The buyer then authorises a representative to sign the OTP on their behalf. This is done by the buyer writing out a letter of authorisation on a piece of paper and signing it. The suggested wording for the authorisation is less than a page and is set out below. During lockdown it would be easiest for the buyer to authorise the estate agent to sign, but any 3rd party could be authorised to sign. Such a 3rd party would just need to be able to print, sign and scan the OTP, so that it can be sent on to the seller.

Step 3.
Once this is letter of authorisation is written out and signed, the Purchaser takes a photograph of this page and sends it to the agent’s phone. The agent, or the other 3rd party is then able to sign the OTP on the buyer’s behalf.

Step 4.
The OTP signed by the representative is then sent to the seller who can print, sign and scan in the ordinary course.

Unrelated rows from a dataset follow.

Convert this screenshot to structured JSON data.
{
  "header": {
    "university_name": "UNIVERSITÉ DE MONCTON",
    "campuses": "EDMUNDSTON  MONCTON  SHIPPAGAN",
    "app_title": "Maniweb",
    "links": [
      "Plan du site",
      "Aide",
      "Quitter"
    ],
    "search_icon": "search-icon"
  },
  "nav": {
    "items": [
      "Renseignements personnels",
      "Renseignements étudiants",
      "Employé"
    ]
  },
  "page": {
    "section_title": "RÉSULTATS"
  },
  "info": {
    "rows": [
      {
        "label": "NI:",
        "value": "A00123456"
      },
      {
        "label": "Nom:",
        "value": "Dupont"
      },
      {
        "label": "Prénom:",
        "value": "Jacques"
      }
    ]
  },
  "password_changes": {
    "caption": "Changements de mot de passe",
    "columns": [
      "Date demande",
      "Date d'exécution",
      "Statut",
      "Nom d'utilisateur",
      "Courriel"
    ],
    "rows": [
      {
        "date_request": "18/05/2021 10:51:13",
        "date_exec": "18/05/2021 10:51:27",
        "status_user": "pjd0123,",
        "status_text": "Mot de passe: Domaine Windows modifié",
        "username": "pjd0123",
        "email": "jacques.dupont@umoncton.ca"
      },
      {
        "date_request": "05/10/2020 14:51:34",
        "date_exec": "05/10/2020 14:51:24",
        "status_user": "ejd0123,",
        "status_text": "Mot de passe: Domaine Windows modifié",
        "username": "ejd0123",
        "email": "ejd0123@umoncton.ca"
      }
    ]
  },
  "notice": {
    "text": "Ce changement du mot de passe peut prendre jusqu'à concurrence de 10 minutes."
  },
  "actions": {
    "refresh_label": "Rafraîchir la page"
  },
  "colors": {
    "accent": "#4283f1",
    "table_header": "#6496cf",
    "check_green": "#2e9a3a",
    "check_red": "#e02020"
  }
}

Step 5.
The fully signed OTP, with the written authority is then sent to the conveyancer to commence with the transfer.

Here is the wording for the authorisation of the buyer’s representative:

 

WRITTEN AUTHORITY TO SIGN OFFER TO PURCHASE

I the undersigned
_____________________________________________________________ (name)
_____________________________________________________________ (SA ID No. or Passport No. and Nationality)
hereby authorise
___________________________________________ (Insert name of representative)
______________________________________________________________SA ID No. or Passport No. and Nationality
to sign the offer to purchase on my behalf in terms of which I am purchasing property known as:
___________________________________________________________________(property description)
For a purchase price of R_______________________________ on the terms set out in the offer to purchase sent to me
at ______________________ on ______________________________.
(exact time and date on which offer to purchase/deed of sale was sent to the Purchaser/s)

Signed and Dated at _____________________ (Place) on ____________________________ (Date)

____________________________
PURCHASER

If there is more than 1 buyer, this document can be adapted, or each buyer will have to sign a separate authority. If it is the Seller who is the one who is unable to print, sign and scan they can follow the same procedure as was followed by the buyer.

This document giving the written authority, (and a similar document that could be written out and signed by the Seller) is available here:

Finally, we must point out that we do not recommend these “work around” methods when parties are able to sign in the usual way. These alternative methods add risk to the transaction and might create loopholes which can be relied on to get out of the contract at a later stage. We are however confident that if the procedures are followed correctly, they will give rise to a binding deed of sale.

Feel free to call us if there is anything that is not clear from our article. We would love to help you make a sale during the lockdown.

Keep safe and stay healthy.

Robert Krautkrämer and Deon Welz
Miltons Matsemela Inc
April 2020

Note the following update:

Postitive news regarding bond approvals during lockdown
Since we posted our Newsflash recently, introducing the “Photo Sale Agreement” method, we had a number of estate agents enquiring whether the Banks will accept sale agreements in this manner. Having made enquiries, we were alerted to the fact that the Banks are now all (since last week Thursday) willing to accept UNSIGNED offers to purchase! It also appears that some banks have in the past insisted on witness signatures on all OTPs (regardless of whether sellers were married in COP or not). This is also being relaxed during lockdown.  Read more

Leave a comment:

Security Picture (click to change)
Word shown in picture:
advert

Subscribe to our mailing list

menu close

Search Articles